● INSTRUCTIONS FOR THE TASK
Print the records below exactly, with no pictures.

● EXTRACTED DATA
* * *
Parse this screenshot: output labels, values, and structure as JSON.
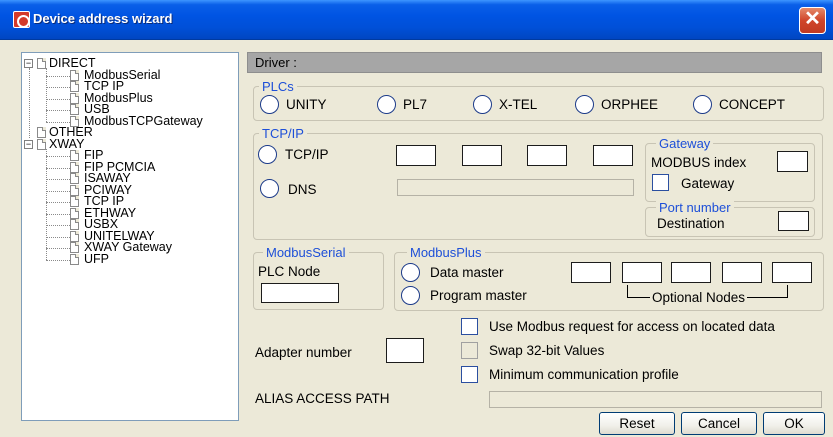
{
  "window": {
    "title": "Device address wizard",
    "close_glyph": "✕"
  },
  "tree": {
    "expanded_glyph": "−",
    "items": [
      {
        "label": "DIRECT",
        "level": 0,
        "expandable": true
      },
      {
        "label": "ModbusSerial",
        "level": 1
      },
      {
        "label": "TCP IP",
        "level": 1
      },
      {
        "label": "ModbusPlus",
        "level": 1
      },
      {
        "label": "USB",
        "level": 1
      },
      {
        "label": "ModbusTCPGateway",
        "level": 1
      },
      {
        "label": "OTHER",
        "level": 0,
        "expandable": false
      },
      {
        "label": "XWAY",
        "level": 0,
        "expandable": true
      },
      {
        "label": "FIP",
        "level": 1
      },
      {
        "label": "FIP PCMCIA",
        "level": 1
      },
      {
        "label": "ISAWAY",
        "level": 1
      },
      {
        "label": "PCIWAY",
        "level": 1
      },
      {
        "label": "TCP IP",
        "level": 1
      },
      {
        "label": "ETHWAY",
        "level": 1
      },
      {
        "label": "USBX",
        "level": 1
      },
      {
        "label": "UNITELWAY",
        "level": 1
      },
      {
        "label": "XWAY Gateway",
        "level": 1
      },
      {
        "label": "UFP",
        "level": 1
      }
    ]
  },
  "driver": {
    "label": "Driver :"
  },
  "plcs": {
    "legend": "PLCs",
    "options": [
      "UNITY",
      "PL7",
      "X-TEL",
      "ORPHEE",
      "CONCEPT"
    ]
  },
  "tcpip": {
    "legend": "TCP/IP",
    "tcpip_label": "TCP/IP",
    "dns_label": "DNS"
  },
  "gateway": {
    "legend": "Gateway",
    "modbus_index_label": "MODBUS index",
    "gateway_checkbox_label": "Gateway"
  },
  "port_number": {
    "legend": "Port number",
    "destination_label": "Destination"
  },
  "modbus_serial": {
    "legend": "ModbusSerial",
    "plc_node_label": "PLC Node"
  },
  "modbus_plus": {
    "legend": "ModbusPlus",
    "data_master_label": "Data master",
    "program_master_label": "Program master",
    "optional_nodes_label": "Optional Nodes"
  },
  "options": {
    "adapter_number_label": "Adapter number",
    "use_modbus_label": "Use Modbus request for access on located data",
    "swap_label": "Swap 32-bit Values",
    "min_comm_label": "Minimum communication profile",
    "alias_label": "ALIAS ACCESS PATH"
  },
  "buttons": {
    "reset": "Reset",
    "cancel": "Cancel",
    "ok": "OK"
  },
  "colors": {
    "legend_blue": "#1d4fd8",
    "title_blue": "#0054e3",
    "close_red": "#d0452a"
  }
}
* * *
● WORKED SOLUTION
Parse this screenshot: output labels, values, and structure as JSON.
{
  "window": {
    "title": "Device address wizard",
    "close_glyph": "✕"
  },
  "tree": {
    "expanded_glyph": "−",
    "items": [
      {
        "label": "DIRECT",
        "level": 0,
        "expandable": true
      },
      {
        "label": "ModbusSerial",
        "level": 1
      },
      {
        "label": "TCP IP",
        "level": 1
      },
      {
        "label": "ModbusPlus",
        "level": 1
      },
      {
        "label": "USB",
        "level": 1
      },
      {
        "label": "ModbusTCPGateway",
        "level": 1
      },
      {
        "label": "OTHER",
        "level": 0,
        "expandable": false
      },
      {
        "label": "XWAY",
        "level": 0,
        "expandable": true
      },
      {
        "label": "FIP",
        "level": 1
      },
      {
        "label": "FIP PCMCIA",
        "level": 1
      },
      {
        "label": "ISAWAY",
        "level": 1
      },
      {
        "label": "PCIWAY",
        "level": 1
      },
      {
        "label": "TCP IP",
        "level": 1
      },
      {
        "label": "ETHWAY",
        "level": 1
      },
      {
        "label": "USBX",
        "level": 1
      },
      {
        "label": "UNITELWAY",
        "level": 1
      },
      {
        "label": "XWAY Gateway",
        "level": 1
      },
      {
        "label": "UFP",
        "level": 1
      }
    ]
  },
  "driver": {
    "label": "Driver :"
  },
  "plcs": {
    "legend": "PLCs",
    "options": [
      "UNITY",
      "PL7",
      "X-TEL",
      "ORPHEE",
      "CONCEPT"
    ]
  },
  "tcpip": {
    "legend": "TCP/IP",
    "tcpip_label": "TCP/IP",
    "dns_label": "DNS"
  },
  "gateway": {
    "legend": "Gateway",
    "modbus_index_label": "MODBUS index",
    "gateway_checkbox_label": "Gateway"
  },
  "port_number": {
    "legend": "Port number",
    "destination_label": "Destination"
  },
  "modbus_serial": {
    "legend": "ModbusSerial",
    "plc_node_label": "PLC Node"
  },
  "modbus_plus": {
    "legend": "ModbusPlus",
    "data_master_label": "Data master",
    "program_master_label": "Program master",
    "optional_nodes_label": "Optional Nodes"
  },
  "options": {
    "adapter_number_label": "Adapter number",
    "use_modbus_label": "Use Modbus request for access on located data",
    "swap_label": "Swap 32-bit Values",
    "min_comm_label": "Minimum communication profile",
    "alias_label": "ALIAS ACCESS PATH"
  },
  "buttons": {
    "reset": "Reset",
    "cancel": "Cancel",
    "ok": "OK"
  },
  "colors": {
    "legend_blue": "#1d4fd8",
    "title_blue": "#0054e3",
    "close_red": "#d0452a"
  }
}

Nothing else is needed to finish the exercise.